> Your task
Apart from the pictures, every entry must be retyped exactly.

> Record excerpts
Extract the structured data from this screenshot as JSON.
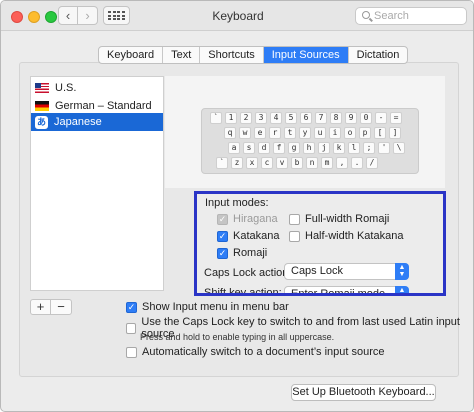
{
  "window": {
    "title": "Keyboard"
  },
  "search": {
    "placeholder": "Search"
  },
  "tabs": [
    {
      "label": "Keyboard"
    },
    {
      "label": "Text"
    },
    {
      "label": "Shortcuts"
    },
    {
      "label": "Input Sources",
      "active": true
    },
    {
      "label": "Dictation"
    }
  ],
  "sources": [
    {
      "label": "U.S.",
      "flag": "us-flag-icon"
    },
    {
      "label": "German – Standard",
      "flag": "de-flag-icon"
    },
    {
      "label": "Japanese",
      "flag": "japanese-input-icon",
      "selected": true
    }
  ],
  "sources_buttons": {
    "add": "+",
    "remove": "−"
  },
  "keyboard": {
    "rows": [
      [
        "`",
        "1",
        "2",
        "3",
        "4",
        "5",
        "6",
        "7",
        "8",
        "9",
        "0",
        "-",
        "="
      ],
      [
        "q",
        "w",
        "e",
        "r",
        "t",
        "y",
        "u",
        "i",
        "o",
        "p",
        "[",
        "]"
      ],
      [
        "a",
        "s",
        "d",
        "f",
        "g",
        "h",
        "j",
        "k",
        "l",
        ";",
        "'",
        "\\"
      ],
      [
        "`",
        "z",
        "x",
        "c",
        "v",
        "b",
        "n",
        "m",
        ",",
        ".",
        "/"
      ]
    ]
  },
  "input_modes": {
    "label": "Input modes:",
    "hiragana": {
      "label": "Hiragana",
      "checked": true,
      "disabled": true
    },
    "katakana": {
      "label": "Katakana",
      "checked": true
    },
    "romaji": {
      "label": "Romaji",
      "checked": true
    },
    "fw_romaji": {
      "label": "Full-width Romaji",
      "checked": false
    },
    "hw_katakana": {
      "label": "Half-width Katakana",
      "checked": false
    },
    "caps_label": "Caps Lock action:",
    "caps_value": "Caps Lock",
    "shift_label": "Shift key action:",
    "shift_value": "Enter Romaji mode"
  },
  "options": {
    "show_menu": {
      "label": "Show Input menu in menu bar",
      "checked": true
    },
    "caps_switch": {
      "label": "Use the Caps Lock key to switch to and from last used Latin input source",
      "checked": false
    },
    "caps_note": "Press and hold to enable typing in all uppercase.",
    "auto_switch": {
      "label": "Automatically switch to a document’s input source",
      "checked": false
    }
  },
  "bluetooth_button": "Set Up Bluetooth Keyboard...",
  "colors": {
    "accent": "#2e7df6",
    "selection": "#1a68d6",
    "highlight_border": "#2a34c6"
  }
}
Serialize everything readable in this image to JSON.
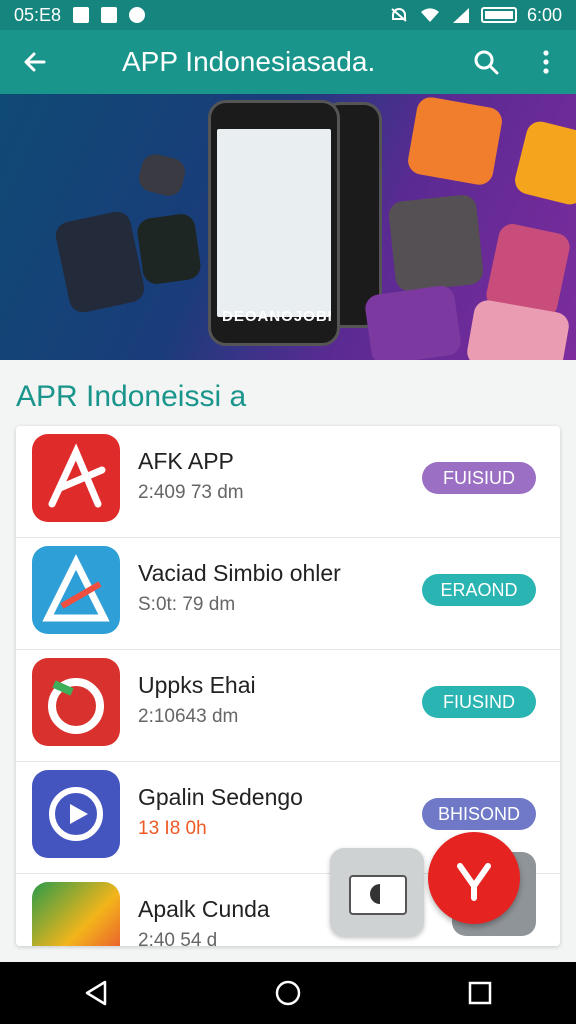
{
  "status_bar": {
    "left_text": "05:E8",
    "time": "6:00"
  },
  "app_bar": {
    "title": "APP Indonesiasada."
  },
  "banner": {
    "phone_text": "DEOANOJOBI"
  },
  "section": {
    "title": "APR Indoneissi a"
  },
  "apps": [
    {
      "name": "AFK APP",
      "sub": "2:409 73 dm",
      "button": "FUISIUD",
      "button_color": "#9b6fc4",
      "icon_color": "#e02b2b"
    },
    {
      "name": "Vaciad Simbio ohler",
      "sub": "S:0t: 79 dm",
      "button": "ERAOND",
      "button_color": "#2ab5b2",
      "icon_color": "#2f9fd8"
    },
    {
      "name": "Uppks Ehai",
      "sub": "2:10643 dm",
      "button": "FIUSIND",
      "button_color": "#2ab5b2",
      "icon_color": "#d9322e"
    },
    {
      "name": "Gpalin Sedengo",
      "sub": "13 I8 0h",
      "button": "BHISOND",
      "button_color": "#6f79c7",
      "icon_color": "#4455c0",
      "sub_color": "#ee5a24"
    },
    {
      "name": "Apalk Cunda",
      "sub": "2:40 54 d",
      "button": "",
      "button_color": "#2ab5b2",
      "icon_color": "#2c9b4a"
    }
  ],
  "colors": {
    "primary": "#1a958c",
    "status": "#15857d",
    "fab": "#e52421"
  },
  "icons": [
    "back-arrow-icon",
    "search-icon",
    "more-vert-icon",
    "nav-back-icon",
    "nav-home-icon",
    "nav-recents-icon"
  ]
}
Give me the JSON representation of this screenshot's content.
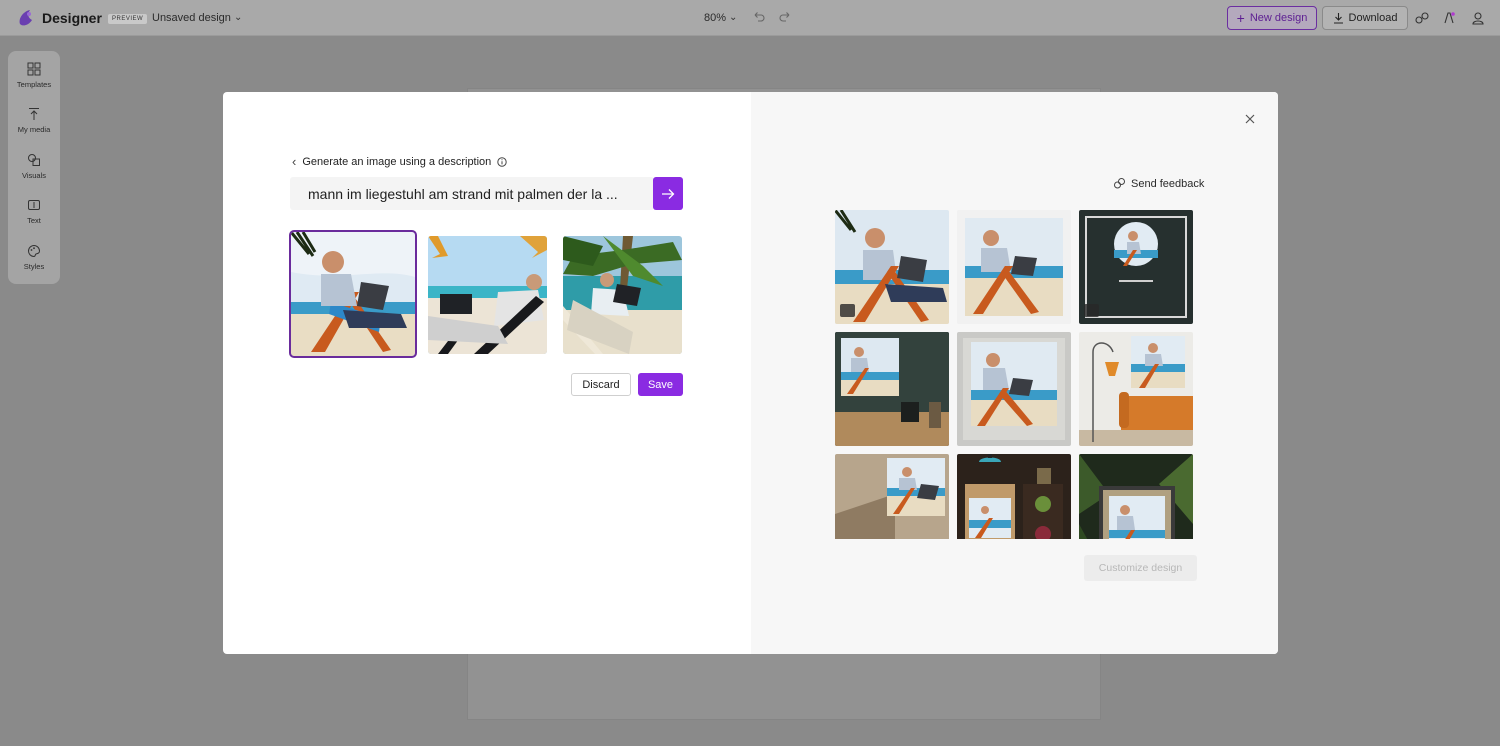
{
  "app": {
    "brand": "Designer",
    "badge": "PREVIEW",
    "doc_name": "Unsaved design",
    "zoom": "80%",
    "new_design_label": "New design",
    "download_label": "Download"
  },
  "sidebar": {
    "items": [
      {
        "label": "Templates",
        "icon": "templates-icon"
      },
      {
        "label": "My media",
        "icon": "upload-icon"
      },
      {
        "label": "Visuals",
        "icon": "shapes-icon"
      },
      {
        "label": "Text",
        "icon": "text-icon"
      },
      {
        "label": "Styles",
        "icon": "palette-icon"
      }
    ]
  },
  "generator": {
    "back_label": "Generate an image using a description",
    "prompt": "mann im liegestuhl am strand mit palmen der la ...",
    "discard_label": "Discard",
    "save_label": "Save",
    "selected_index": 0
  },
  "designs": {
    "feedback_label": "Send feedback",
    "customize_label": "Customize design"
  },
  "colors": {
    "accent": "#8a2be2",
    "accent_dark": "#6a2b9c"
  }
}
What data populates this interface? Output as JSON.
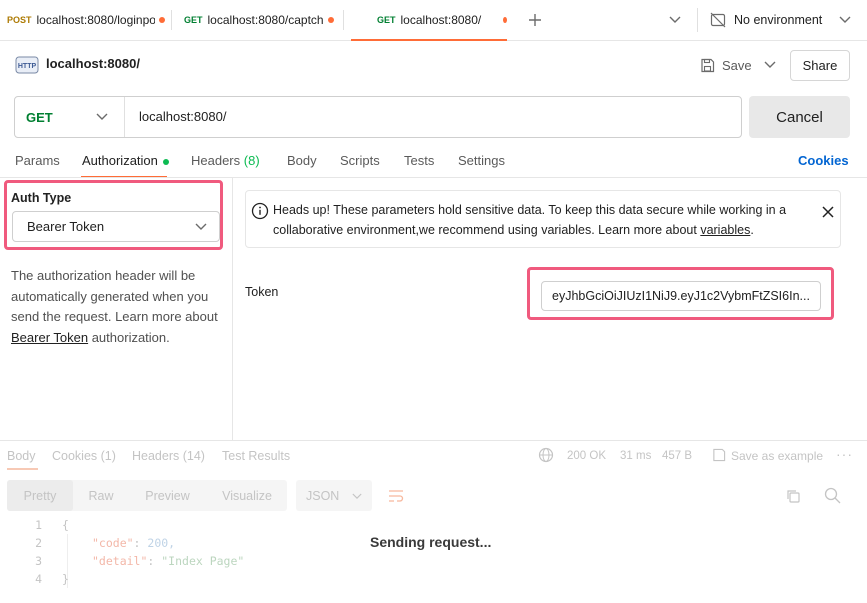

> Exercise response
Extract the structured data from this screenshot as JSON.
{
  "window": {
    "title": "Keyboard"
  },
  "search": {
    "placeholder": "Search"
  },
  "tabs": [
    {
      "label": "Keyboard"
    },
    {
      "label": "Text"
    },
    {
      "label": "Shortcuts"
    },
    {
      "label": "Input Sources",
      "active": true
    },
    {
      "label": "Dictation"
    }
  ],
  "sources": [
    {
      "label": "U.S.",
      "flag": "us-flag-icon"
    },
    {
      "label": "German – Standard",
      "flag": "de-flag-icon"
    },
    {
      "label": "Japanese",
      "flag": "japanese-input-icon",
      "selected": true
    }
  ],
  "sources_buttons": {
    "add": "+",
    "remove": "−"
  },
  "keyboard": {
    "rows": [
      [
        "`",
        "1",
        "2",
        "3",
        "4",
        "5",
        "6",
        "7",
        "8",
        "9",
        "0",
        "-",
        "="
      ],
      [
        "q",
        "w",
        "e",
        "r",
        "t",
        "y",
        "u",
        "i",
        "o",
        "p",
        "[",
        "]"
      ],
      [
        "a",
        "s",
        "d",
        "f",
        "g",
        "h",
        "j",
        "k",
        "l",
        ";",
        "'",
        "\\"
      ],
      [
        "`",
        "z",
        "x",
        "c",
        "v",
        "b",
        "n",
        "m",
        ",",
        ".",
        "/"
      ]
    ]
  },
  "input_modes": {
    "label": "Input modes:",
    "hiragana": {
      "label": "Hiragana",
      "checked": true,
      "disabled": true
    },
    "katakana": {
      "label": "Katakana",
      "checked": true
    },
    "romaji": {
      "label": "Romaji",
      "checked": true
    },
    "fw_romaji": {
      "label": "Full-width Romaji",
      "checked": false
    },
    "hw_katakana": {
      "label": "Half-width Katakana",
      "checked": false
    },
    "caps_label": "Caps Lock action:",
    "caps_value": "Caps Lock",
    "shift_label": "Shift key action:",
    "shift_value": "Enter Romaji mode"
  },
  "options": {
    "show_menu": {
      "label": "Show Input menu in menu bar",
      "checked": true
    },
    "caps_switch": {
      "label": "Use the Caps Lock key to switch to and from last used Latin input source",
      "checked": false
    },
    "caps_note": "Press and hold to enable typing in all uppercase.",
    "auto_switch": {
      "label": "Automatically switch to a document’s input source",
      "checked": false
    }
  },
  "bluetooth_button": "Set Up Bluetooth Keyboard...",
  "colors": {
    "accent": "#2e7df6",
    "selection": "#1a68d6",
    "highlight_border": "#2a34c6"
  }
}
Serialize everything readable in this image to JSON.
{
  "status_bar": {
    "left_text": "05:E8",
    "time": "6:00"
  },
  "app_bar": {
    "title": "APP Indonesiasada."
  },
  "banner": {
    "phone_text": "DEOANOJOBI"
  },
  "section": {
    "title": "APR Indoneissi a"
  },
  "apps": [
    {
      "name": "AFK APP",
      "sub": "2:409 73 dm",
      "button": "FUISIUD",
      "button_color": "#9b6fc4",
      "icon_color": "#e02b2b"
    },
    {
      "name": "Vaciad Simbio ohler",
      "sub": "S:0t: 79 dm",
      "button": "ERAOND",
      "button_color": "#2ab5b2",
      "icon_color": "#2f9fd8"
    },
    {
      "name": "Uppks Ehai",
      "sub": "2:10643 dm",
      "button": "FIUSIND",
      "button_color": "#2ab5b2",
      "icon_color": "#d9322e"
    },
    {
      "name": "Gpalin Sedengo",
      "sub": "13 I8 0h",
      "button": "BHISOND",
      "button_color": "#6f79c7",
      "icon_color": "#4455c0",
      "sub_color": "#ee5a24"
    },
    {
      "name": "Apalk Cunda",
      "sub": "2:40 54 d",
      "button": "",
      "button_color": "#2ab5b2",
      "icon_color": "#2c9b4a"
    }
  ],
  "colors": {
    "primary": "#1a958c",
    "status": "#15857d",
    "fab": "#e52421"
  },
  "icons": [
    "back-arrow-icon",
    "search-icon",
    "more-vert-icon",
    "nav-back-icon",
    "nav-home-icon",
    "nav-recents-icon"
  ]
}
Give me the JSON representation of this screenshot's content.
{
  "app": {
    "brand": "Designer",
    "badge": "PREVIEW",
    "doc_name": "Unsaved design",
    "zoom": "80%",
    "new_design_label": "New design",
    "download_label": "Download"
  },
  "sidebar": {
    "items": [
      {
        "label": "Templates",
        "icon": "templates-icon"
      },
      {
        "label": "My media",
        "icon": "upload-icon"
      },
      {
        "label": "Visuals",
        "icon": "shapes-icon"
      },
      {
        "label": "Text",
        "icon": "text-icon"
      },
      {
        "label": "Styles",
        "icon": "palette-icon"
      }
    ]
  },
  "generator": {
    "back_label": "Generate an image using a description",
    "prompt": "mann im liegestuhl am strand mit palmen der la ...",
    "discard_label": "Discard",
    "save_label": "Save",
    "selected_index": 0
  },
  "designs": {
    "feedback_label": "Send feedback",
    "customize_label": "Customize design"
  },
  "colors": {
    "accent": "#8a2be2",
    "accent_dark": "#6a2b9c"
  }
}
What data populates this interface? Output as JSON.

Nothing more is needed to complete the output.